This case comes here by the grant of a writ of certiorari to the Court of Appeals so that we might review its 5-4 decision interpreting the Civil Practice Act (Code Ann., 81A-119) relating to the joinder of persons needed for a just adjudication of an action. The trial court had ordered the joinder of two additional parties, and the Court of Appeals reversed. See North Carolina Nat. Bank v. Peoples Bank of LaGrange, 127 Ga. App. 372 (193 SE2d 571)
North Carolina National Bank (Carolina Bank) originally brought an action against Peoples Bank of LaGrange (Peoples Bank) in Troup Superior Court seeking recovery from the latter of fifty thousand dollars plus interest that Carolina Bank had allegedly lost because of false and fraudulent representations made to it by Peoples Bank. The essence of the claim was that Carolina Bank was induced to deposit fifty thousand dollars to the credit of Peoples Bank because of the false representations of the latter, and by Peoples Bank forwarding to Carolina Bank a note signed by one of Peoples Bank's customers and endorsed by another of Peoples Bank's customers (third parties).
It is clear from the record that Carolina Bank did not pay or advance any funds to third parties. Carolina Bank merely credited the account of Peoples Bank in the amount of fifty thousand dollars, and Peoples Bank then withdrew this amount from its account. It is obvious that if the third parties got this amount of money, it must have been paid and delivered to them by Peoples Bank.
Peoples Bank filed responsive pleadings to the action, denied the material charges made against it, and sought to have the third parties made parties to the action pursuant to Code Ann. 81A-119.
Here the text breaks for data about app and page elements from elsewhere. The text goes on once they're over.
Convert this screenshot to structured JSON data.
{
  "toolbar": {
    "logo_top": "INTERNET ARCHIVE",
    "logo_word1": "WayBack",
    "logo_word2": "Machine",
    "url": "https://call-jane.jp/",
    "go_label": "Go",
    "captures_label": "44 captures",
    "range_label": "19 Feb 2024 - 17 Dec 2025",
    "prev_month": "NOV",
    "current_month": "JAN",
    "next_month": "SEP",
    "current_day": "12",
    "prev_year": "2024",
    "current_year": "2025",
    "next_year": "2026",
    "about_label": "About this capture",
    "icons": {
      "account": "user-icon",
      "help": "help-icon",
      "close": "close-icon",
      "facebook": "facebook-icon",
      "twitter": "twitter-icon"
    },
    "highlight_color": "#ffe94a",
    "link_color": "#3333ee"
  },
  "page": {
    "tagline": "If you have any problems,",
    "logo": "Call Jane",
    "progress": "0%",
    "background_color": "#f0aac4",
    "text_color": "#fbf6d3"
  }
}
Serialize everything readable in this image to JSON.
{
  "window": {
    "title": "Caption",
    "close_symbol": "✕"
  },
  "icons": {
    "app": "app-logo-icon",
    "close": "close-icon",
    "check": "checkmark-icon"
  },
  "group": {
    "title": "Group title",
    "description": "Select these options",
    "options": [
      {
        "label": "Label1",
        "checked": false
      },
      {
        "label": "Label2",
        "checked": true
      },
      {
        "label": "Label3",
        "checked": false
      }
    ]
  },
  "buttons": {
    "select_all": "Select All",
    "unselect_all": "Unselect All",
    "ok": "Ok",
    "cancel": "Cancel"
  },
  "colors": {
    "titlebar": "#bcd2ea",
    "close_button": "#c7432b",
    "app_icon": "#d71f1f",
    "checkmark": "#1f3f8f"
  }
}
In 1972 the General Assembly repealed Section 19 (Code Ann. 81A-119) of the Civil Practice Act and completely rewrote it. This 1972 revision by the General Assembly followed the 1966 revision of Rule 19 of the Federal Rules of Civil Procedure by the Congress. Though the trial court entered its judgment prior to the effective date of the 1972 revision, the decision by the Court of Appeals and the decision by this court necessarily came and must come after the effective date of the revision. The appeal in this case was an interlocutory appeal, the controlling procedural rule was changed pending appeal, and the case must be concluded in the trial court pursuant to the provisions of the rule as it now exists. We therefore hold that the rule in its present form, as re-enacted in 1972, is applicable in this case.
The pertinent part of Code Ann. 81A-119 now reads as follows: "A person who is subject to service of process shall be joined as a party in the action if (1) in his absence complete relief cannot be afforded among those who are already parties, . . ."
The amended rule does away with most of the prior distinctions that were made between "necessary and indispensable parties." In Potomac Electric Power Co. v. Babcock & Wilcox Co., 54 FRD 486, 491 (1972) the court said: "In 1966, both subdivision (a) and subdivision (b) of Rule 19 were extensively revised. One of the principal purposes of these revisions was to emphasize that pragmatic considerations should be controlling rather than the technical or abstract character of the rights of persons whose joinder was in question. See advisory committee notes on 1966 amendments. In stressing the necessity for considering pragmatic considerations, the committee stated that a choice should be made under the circumstances of each particular case between the alternatives of proceeding with the action in the absence of particular necessary parties or dismissing the action."
In Provident Tradesmens Bank &c. Co. v. Patterson, 390 U. S. 102, 119 (88 SC 733, 19 LE2d 936) (1968), the Supreme Court of the United States, referring to revised Rule 19, said: "To say that a court 'must' dismiss in the absence of an indispensable party and that it 'cannot proceed' without him puts the matter the wrong way around: a court does not know whether a particular person is 'indispensable' until it has examined the situation to determine whether it can proceed without him."
It therefore seems to us that the primary consideration concerning joinder or nonjoinder under the revised rule is whether any judgment that might be rendered will be adequate in the absence of the parties sought to be joined. If there are no "compelling reasons" for joinder of the third parties, then they are not indispensable to the action, and it is not "necessary" under the revised rule to join them as partys defendant for a just adjudication of the merits of the action between the original parties. "The purpose of Rule 19 (a) is not to permit the commencement of a new and unrelated lawsuit against different parties." La Chemise Lacoste v. General Mills, 53 FRD 596, 601 (1971).
It is clear to us that the action between Carolina Bank and the Peoples Bank can be concluded and a judgment rendered therein without affecting the substantive rights of the third parties. To paraphrase the revised rule itself: Complete relief can be afforded between the two original parties to the action in the absence of the third parties.
The judgment of the Court of Appeals in this case was correct.
Trotter & Duncan, Thurman Duncan, for appellee.